-- Records supplied --
==============================

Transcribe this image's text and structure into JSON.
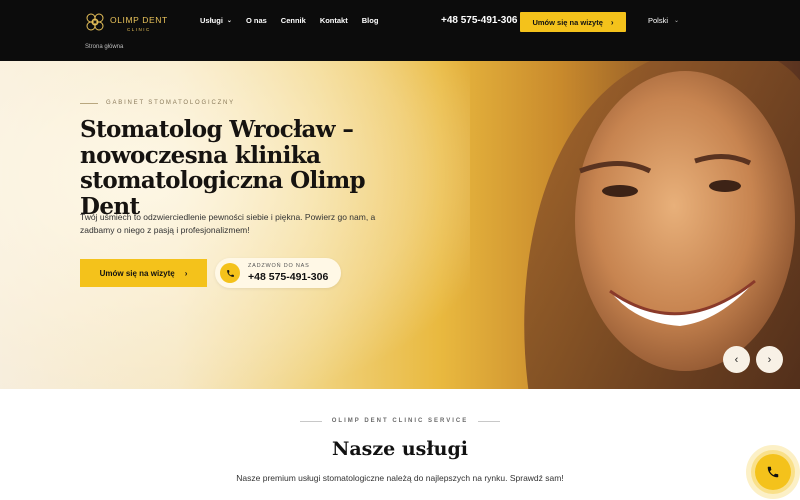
{
  "header": {
    "logo_name": "OLIMP DENT",
    "logo_sub": "CLINIC",
    "breadcrumb": "Strona główna",
    "nav": [
      {
        "label": "Usługi",
        "has_dropdown": true
      },
      {
        "label": "O nas"
      },
      {
        "label": "Cennik"
      },
      {
        "label": "Kontakt"
      },
      {
        "label": "Blog"
      }
    ],
    "phone": "+48 575-491-306",
    "cta_label": "Umów się na wizytę",
    "language": "Polski"
  },
  "hero": {
    "eyebrow": "GABINET STOMATOLOGICZNY",
    "title": "Stomatolog Wrocław – nowoczesna klinika stomatologiczna Olimp Dent",
    "description": "Twój uśmiech to odzwierciedlenie pewności siebie i piękna. Powierz go nam, a zadbamy o niego z pasją i profesjonalizmem!",
    "cta_label": "Umów się na wizytę",
    "call_label": "ZADZWOŃ DO NAS",
    "call_number": "+48 575-491-306"
  },
  "services": {
    "eyebrow": "OLIMP DENT CLINIC SERVICE",
    "title": "Nasze usługi",
    "description": "Nasze premium usługi stomatologiczne należą do najlepszych na rynku. Sprawdź sam!"
  },
  "colors": {
    "accent": "#f4c21b",
    "header_bg": "#0c0c0c",
    "logo_gold": "#e8c25a"
  },
  "icons": {
    "logo": "olimp-dent-logo-icon",
    "dropdown": "chevron-down-icon",
    "arrow": "chevron-right-icon",
    "phone": "phone-icon",
    "prev": "chevron-left-icon",
    "next": "chevron-right-icon"
  }
}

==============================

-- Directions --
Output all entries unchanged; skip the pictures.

-- Task answer --
Transcribe this image's text and structure into JSON.
{
  "header": {
    "logo_name": "OLIMP DENT",
    "logo_sub": "CLINIC",
    "breadcrumb": "Strona główna",
    "nav": [
      {
        "label": "Usługi",
        "has_dropdown": true
      },
      {
        "label": "O nas"
      },
      {
        "label": "Cennik"
      },
      {
        "label": "Kontakt"
      },
      {
        "label": "Blog"
      }
    ],
    "phone": "+48 575-491-306",
    "cta_label": "Umów się na wizytę",
    "language": "Polski"
  },
  "hero": {
    "eyebrow": "GABINET STOMATOLOGICZNY",
    "title": "Stomatolog Wrocław – nowoczesna klinika stomatologiczna Olimp Dent",
    "description": "Twój uśmiech to odzwierciedlenie pewności siebie i piękna. Powierz go nam, a zadbamy o niego z pasją i profesjonalizmem!",
    "cta_label": "Umów się na wizytę",
    "call_label": "ZADZWOŃ DO NAS",
    "call_number": "+48 575-491-306"
  },
  "services": {
    "eyebrow": "OLIMP DENT CLINIC SERVICE",
    "title": "Nasze usługi",
    "description": "Nasze premium usługi stomatologiczne należą do najlepszych na rynku. Sprawdź sam!"
  },
  "colors": {
    "accent": "#f4c21b",
    "header_bg": "#0c0c0c",
    "logo_gold": "#e8c25a"
  },
  "icons": {
    "logo": "olimp-dent-logo-icon",
    "dropdown": "chevron-down-icon",
    "arrow": "chevron-right-icon",
    "phone": "phone-icon",
    "prev": "chevron-left-icon",
    "next": "chevron-right-icon"
  }
}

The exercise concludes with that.